Any party who has registered for service with the intermediary entity 3, e.g. a first or a second entity, respectively, i.e. a customer or a vendor, respectively, can check the status of requests with which they are associated (see blocks 233 &233′, resp.). They can do so by accessing the primary website 6 via their computer 10 or 10′, resp., providing their login information and then sending a status query, e.g. via the communication link L2 (see blocks 234 &234′, resp.). The intermediary entity 3 will then compile a list of all or some selected requests, depending on the query, which list contains data regarding the status of the individual requests (see blocks 235 &236), and make the list available via the primary website 6 to the party who sent the query. The party can then retrieve the list (see blocks 238 &238′, resp.) from the website 6 to their computer 10 or 10′, resp., e.g. via the communication link L2 (see blocks 237 &237′, resp.). As part of that data particularly contact information, e.g. a mobile telephone number, e-mail address, etc. of the first entity 1, i.e. the customer, is provided to the second entity 2, i.e. the vendor. This information can be used by the second entity 2, i.e. the vendor to contact the first entity 1, i.e. the customer, in order to exchange further information related to the request if need be.

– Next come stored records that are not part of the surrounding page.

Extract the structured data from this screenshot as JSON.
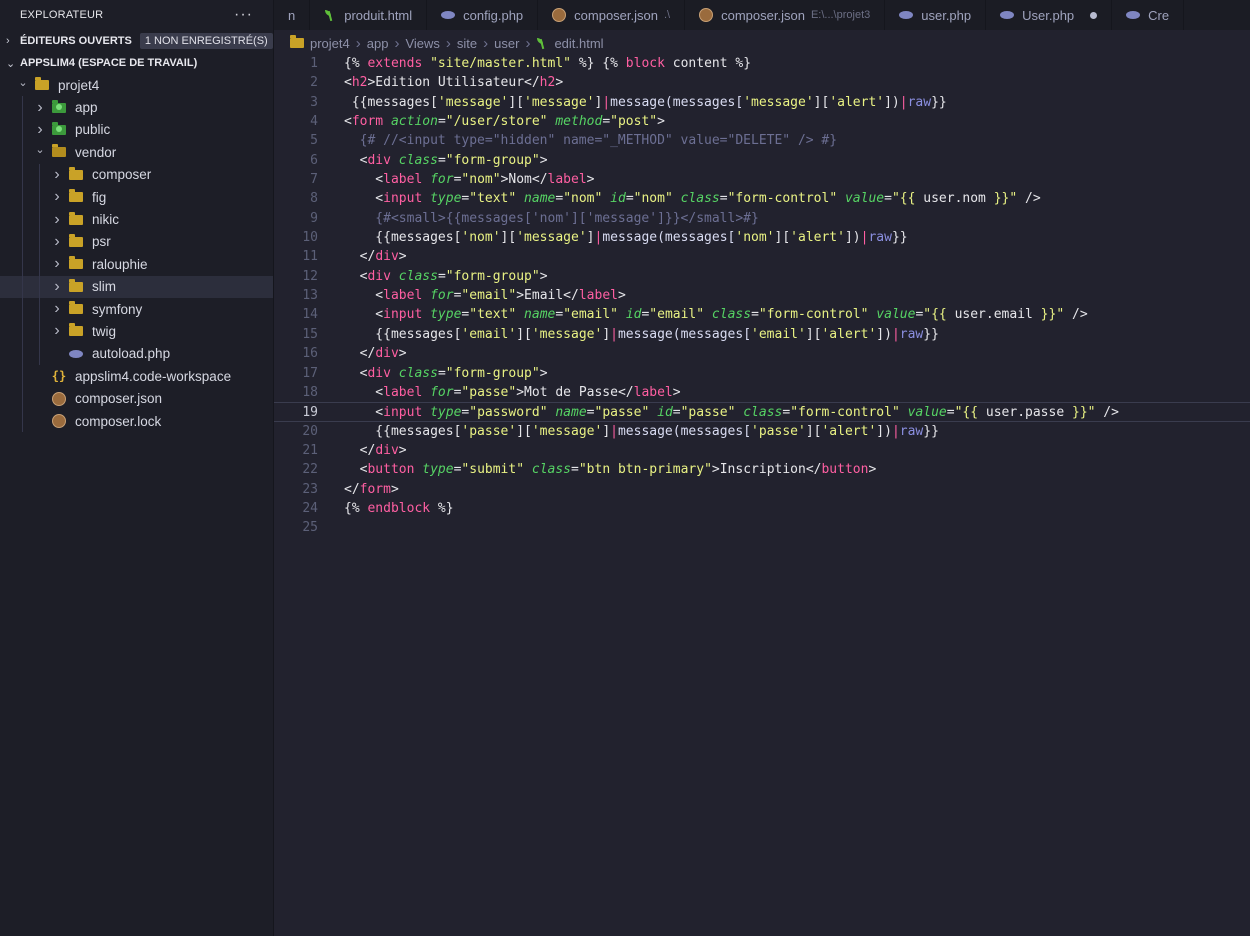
{
  "explorer": {
    "title": "EXPLORATEUR",
    "more": "···",
    "open_editors": "ÉDITEURS OUVERTS",
    "unsaved_badge": "1 NON ENREGISTRÉ(S)",
    "workspace": "APPSLIM4 (ESPACE DE TRAVAIL)"
  },
  "tree": [
    {
      "label": "projet4",
      "depth": 0,
      "kind": "folder-open-special",
      "chev": "down"
    },
    {
      "label": "app",
      "depth": 1,
      "kind": "folder-green",
      "chev": "right"
    },
    {
      "label": "public",
      "depth": 1,
      "kind": "folder-green",
      "chev": "right"
    },
    {
      "label": "vendor",
      "depth": 1,
      "kind": "folder-open",
      "chev": "down"
    },
    {
      "label": "composer",
      "depth": 2,
      "kind": "folder",
      "chev": "right"
    },
    {
      "label": "fig",
      "depth": 2,
      "kind": "folder",
      "chev": "right"
    },
    {
      "label": "nikic",
      "depth": 2,
      "kind": "folder",
      "chev": "right"
    },
    {
      "label": "psr",
      "depth": 2,
      "kind": "folder",
      "chev": "right"
    },
    {
      "label": "ralouphie",
      "depth": 2,
      "kind": "folder",
      "chev": "right"
    },
    {
      "label": "slim",
      "depth": 2,
      "kind": "folder",
      "chev": "right",
      "selected": true
    },
    {
      "label": "symfony",
      "depth": 2,
      "kind": "folder",
      "chev": "right"
    },
    {
      "label": "twig",
      "depth": 2,
      "kind": "folder",
      "chev": "right"
    },
    {
      "label": "autoload.php",
      "depth": 2,
      "kind": "php",
      "chev": ""
    },
    {
      "label": "appslim4.code-workspace",
      "depth": 1,
      "kind": "json",
      "chev": ""
    },
    {
      "label": "composer.json",
      "depth": 1,
      "kind": "composer",
      "chev": ""
    },
    {
      "label": "composer.lock",
      "depth": 1,
      "kind": "composer",
      "chev": ""
    }
  ],
  "tabs": [
    {
      "label": "n",
      "icon": ""
    },
    {
      "label": "produit.html",
      "icon": "twig"
    },
    {
      "label": "config.php",
      "icon": "php"
    },
    {
      "label": "composer.json",
      "icon": "composer",
      "desc": ".\\"
    },
    {
      "label": "composer.json",
      "icon": "composer",
      "desc": "E:\\...\\projet3"
    },
    {
      "label": "user.php",
      "icon": "php"
    },
    {
      "label": "User.php",
      "icon": "php",
      "dirty": true
    },
    {
      "label": "Cre",
      "icon": "php"
    }
  ],
  "breadcrumb": [
    "projet4",
    "app",
    "Views",
    "site",
    "user",
    "edit.html"
  ],
  "current_line": 19,
  "code_lines": [
    [
      [
        "d",
        "{% "
      ],
      [
        "k",
        "extends"
      ],
      [
        "d",
        " "
      ],
      [
        "s",
        "\"site/master.html\""
      ],
      [
        "d",
        " %} {% "
      ],
      [
        "k",
        "block"
      ],
      [
        "d",
        " content %}"
      ]
    ],
    [
      [
        "d",
        "<"
      ],
      [
        "k",
        "h2"
      ],
      [
        "d",
        ">Edition Utilisateur</"
      ],
      [
        "k",
        "h2"
      ],
      [
        "d",
        ">"
      ]
    ],
    [
      [
        "d",
        " {{messages["
      ],
      [
        "s",
        "'message'"
      ],
      [
        "d",
        "]["
      ],
      [
        "s",
        "'message'"
      ],
      [
        "d",
        "]"
      ],
      [
        "k",
        "|"
      ],
      [
        "f",
        "message(messages["
      ],
      [
        "s",
        "'message'"
      ],
      [
        "d",
        "]["
      ],
      [
        "s",
        "'alert'"
      ],
      [
        "d",
        "])"
      ],
      [
        "k",
        "|"
      ],
      [
        "p",
        "raw"
      ],
      [
        "d",
        "}}"
      ]
    ],
    [
      [
        "d",
        "<"
      ],
      [
        "k",
        "form"
      ],
      [
        "d",
        " "
      ],
      [
        "a",
        "action"
      ],
      [
        "d",
        "="
      ],
      [
        "s",
        "\"/user/store\""
      ],
      [
        "d",
        " "
      ],
      [
        "a",
        "method"
      ],
      [
        "d",
        "="
      ],
      [
        "s",
        "\"post\""
      ],
      [
        "d",
        ">"
      ]
    ],
    [
      [
        "c",
        "  {# //<input type=\"hidden\" name=\"_METHOD\" value=\"DELETE\" /> #}"
      ]
    ],
    [
      [
        "d",
        "  <"
      ],
      [
        "k",
        "div"
      ],
      [
        "d",
        " "
      ],
      [
        "a",
        "class"
      ],
      [
        "d",
        "="
      ],
      [
        "s",
        "\"form-group\""
      ],
      [
        "d",
        ">"
      ]
    ],
    [
      [
        "d",
        "    <"
      ],
      [
        "k",
        "label"
      ],
      [
        "d",
        " "
      ],
      [
        "a",
        "for"
      ],
      [
        "d",
        "="
      ],
      [
        "s",
        "\"nom\""
      ],
      [
        "d",
        ">Nom</"
      ],
      [
        "k",
        "label"
      ],
      [
        "d",
        ">"
      ]
    ],
    [
      [
        "d",
        "    <"
      ],
      [
        "k",
        "input"
      ],
      [
        "d",
        " "
      ],
      [
        "a",
        "type"
      ],
      [
        "d",
        "="
      ],
      [
        "s",
        "\"text\""
      ],
      [
        "d",
        " "
      ],
      [
        "a",
        "name"
      ],
      [
        "d",
        "="
      ],
      [
        "s",
        "\"nom\""
      ],
      [
        "d",
        " "
      ],
      [
        "a",
        "id"
      ],
      [
        "d",
        "="
      ],
      [
        "s",
        "\"nom\""
      ],
      [
        "d",
        " "
      ],
      [
        "a",
        "class"
      ],
      [
        "d",
        "="
      ],
      [
        "s",
        "\"form-control\""
      ],
      [
        "d",
        " "
      ],
      [
        "a",
        "value"
      ],
      [
        "d",
        "="
      ],
      [
        "s",
        "\"{{ "
      ],
      [
        "d",
        "user.nom"
      ],
      [
        "s",
        " }}\""
      ],
      [
        "d",
        " />"
      ]
    ],
    [
      [
        "c",
        "    {#<small>{{messages['nom']['message']}}</small>#}"
      ]
    ],
    [
      [
        "d",
        "    {{messages["
      ],
      [
        "s",
        "'nom'"
      ],
      [
        "d",
        "]["
      ],
      [
        "s",
        "'message'"
      ],
      [
        "d",
        "]"
      ],
      [
        "k",
        "|"
      ],
      [
        "f",
        "message(messages["
      ],
      [
        "s",
        "'nom'"
      ],
      [
        "d",
        "]["
      ],
      [
        "s",
        "'alert'"
      ],
      [
        "d",
        "])"
      ],
      [
        "k",
        "|"
      ],
      [
        "p",
        "raw"
      ],
      [
        "d",
        "}}"
      ]
    ],
    [
      [
        "d",
        "  </"
      ],
      [
        "k",
        "div"
      ],
      [
        "d",
        ">"
      ]
    ],
    [
      [
        "d",
        "  <"
      ],
      [
        "k",
        "div"
      ],
      [
        "d",
        " "
      ],
      [
        "a",
        "class"
      ],
      [
        "d",
        "="
      ],
      [
        "s",
        "\"form-group\""
      ],
      [
        "d",
        ">"
      ]
    ],
    [
      [
        "d",
        "    <"
      ],
      [
        "k",
        "label"
      ],
      [
        "d",
        " "
      ],
      [
        "a",
        "for"
      ],
      [
        "d",
        "="
      ],
      [
        "s",
        "\"email\""
      ],
      [
        "d",
        ">Email</"
      ],
      [
        "k",
        "label"
      ],
      [
        "d",
        ">"
      ]
    ],
    [
      [
        "d",
        "    <"
      ],
      [
        "k",
        "input"
      ],
      [
        "d",
        " "
      ],
      [
        "a",
        "type"
      ],
      [
        "d",
        "="
      ],
      [
        "s",
        "\"text\""
      ],
      [
        "d",
        " "
      ],
      [
        "a",
        "name"
      ],
      [
        "d",
        "="
      ],
      [
        "s",
        "\"email\""
      ],
      [
        "d",
        " "
      ],
      [
        "a",
        "id"
      ],
      [
        "d",
        "="
      ],
      [
        "s",
        "\"email\""
      ],
      [
        "d",
        " "
      ],
      [
        "a",
        "class"
      ],
      [
        "d",
        "="
      ],
      [
        "s",
        "\"form-control\""
      ],
      [
        "d",
        " "
      ],
      [
        "a",
        "value"
      ],
      [
        "d",
        "="
      ],
      [
        "s",
        "\"{{ "
      ],
      [
        "d",
        "user.email"
      ],
      [
        "s",
        " }}\""
      ],
      [
        "d",
        " />"
      ]
    ],
    [
      [
        "d",
        "    {{messages["
      ],
      [
        "s",
        "'email'"
      ],
      [
        "d",
        "]["
      ],
      [
        "s",
        "'message'"
      ],
      [
        "d",
        "]"
      ],
      [
        "k",
        "|"
      ],
      [
        "f",
        "message(messages["
      ],
      [
        "s",
        "'email'"
      ],
      [
        "d",
        "]["
      ],
      [
        "s",
        "'alert'"
      ],
      [
        "d",
        "])"
      ],
      [
        "k",
        "|"
      ],
      [
        "p",
        "raw"
      ],
      [
        "d",
        "}}"
      ]
    ],
    [
      [
        "d",
        "  </"
      ],
      [
        "k",
        "div"
      ],
      [
        "d",
        ">"
      ]
    ],
    [
      [
        "d",
        "  <"
      ],
      [
        "k",
        "div"
      ],
      [
        "d",
        " "
      ],
      [
        "a",
        "class"
      ],
      [
        "d",
        "="
      ],
      [
        "s",
        "\"form-group\""
      ],
      [
        "d",
        ">"
      ]
    ],
    [
      [
        "d",
        "    <"
      ],
      [
        "k",
        "label"
      ],
      [
        "d",
        " "
      ],
      [
        "a",
        "for"
      ],
      [
        "d",
        "="
      ],
      [
        "s",
        "\"passe\""
      ],
      [
        "d",
        ">Mot de Passe</"
      ],
      [
        "k",
        "label"
      ],
      [
        "d",
        ">"
      ]
    ],
    [
      [
        "d",
        "    <"
      ],
      [
        "k",
        "input"
      ],
      [
        "d",
        " "
      ],
      [
        "a",
        "type"
      ],
      [
        "d",
        "="
      ],
      [
        "s",
        "\"password\""
      ],
      [
        "d",
        " "
      ],
      [
        "a",
        "name"
      ],
      [
        "d",
        "="
      ],
      [
        "s",
        "\"passe\""
      ],
      [
        "d",
        " "
      ],
      [
        "a",
        "id"
      ],
      [
        "d",
        "="
      ],
      [
        "s",
        "\"passe\""
      ],
      [
        "d",
        " "
      ],
      [
        "a",
        "class"
      ],
      [
        "d",
        "="
      ],
      [
        "s",
        "\"form-control\""
      ],
      [
        "d",
        " "
      ],
      [
        "a",
        "value"
      ],
      [
        "d",
        "="
      ],
      [
        "s",
        "\"{{ "
      ],
      [
        "d",
        "user.passe"
      ],
      [
        "s",
        " }}\""
      ],
      [
        "d",
        " />"
      ]
    ],
    [
      [
        "d",
        "    {{messages["
      ],
      [
        "s",
        "'passe'"
      ],
      [
        "d",
        "]["
      ],
      [
        "s",
        "'message'"
      ],
      [
        "d",
        "]"
      ],
      [
        "k",
        "|"
      ],
      [
        "f",
        "message(messages["
      ],
      [
        "s",
        "'passe'"
      ],
      [
        "d",
        "]["
      ],
      [
        "s",
        "'alert'"
      ],
      [
        "d",
        "])"
      ],
      [
        "k",
        "|"
      ],
      [
        "p",
        "raw"
      ],
      [
        "d",
        "}}"
      ]
    ],
    [
      [
        "d",
        "  </"
      ],
      [
        "k",
        "div"
      ],
      [
        "d",
        ">"
      ]
    ],
    [
      [
        "d",
        "  <"
      ],
      [
        "k",
        "button"
      ],
      [
        "d",
        " "
      ],
      [
        "a",
        "type"
      ],
      [
        "d",
        "="
      ],
      [
        "s",
        "\"submit\""
      ],
      [
        "d",
        " "
      ],
      [
        "a",
        "class"
      ],
      [
        "d",
        "="
      ],
      [
        "s",
        "\"btn btn-primary\""
      ],
      [
        "d",
        ">Inscription</"
      ],
      [
        "k",
        "button"
      ],
      [
        "d",
        ">"
      ]
    ],
    [
      [
        "d",
        "</"
      ],
      [
        "k",
        "form"
      ],
      [
        "d",
        ">"
      ]
    ],
    [
      [
        "d",
        "{% "
      ],
      [
        "k",
        "endblock"
      ],
      [
        "d",
        " %}"
      ]
    ],
    [
      [
        "d",
        ""
      ]
    ]
  ]
}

It should be pointed out that for other uses of the inventive method the roles the customer (or buyer) and the vendor (or seller) may be reversed as indicated in the following examples.

For instance when using the inventive method for providing unsolicited, short-term product and/or service offerings, the first entity 1 corresponds to a vendor (or seller) of corresponding products and/or services and the second entity 2 corresponds to a potential buyer (or customer) of corresponding products and/or services. A practical application of such a use of the inventive method could be to provide an offer for sale for a commodity such as heating oil at a discount price, where only a limited quantity is available at that price. The seller 1 can efficiently distribute such an offer to a large number of potential buyers and receive back offer acceptance text messages from willing buyer according to the inventive method.

As further example, when using the inventive method for providing order confirmations, the first entity 1 corresponds to a vendor (or seller) of products and/or services and the second entity 2 corresponds to a buyer (or customer) of the corresponding products and/or services from the first entity 1. A practical application of such a use of the inventive method could be to confirm stock trades submitted for instance via the website of a bank, the confirmation being made by means of an text message according to the inventive method.

Although several details of the preceding description of the invention relate to the special case of embodiments employing GSM networks and SMS messages, the latter being a specific service provided by such networks, the ones skilled in the art will understand that the inventive method can also be practised using other types of mobile networks such as for instance another second generation (2G), a 2.5G or a third generation (3G) wireless communication network, e.g. EDGE, UMTS, CDMA2000, DECT, WiMAX, etc., along with their corresponding text message services.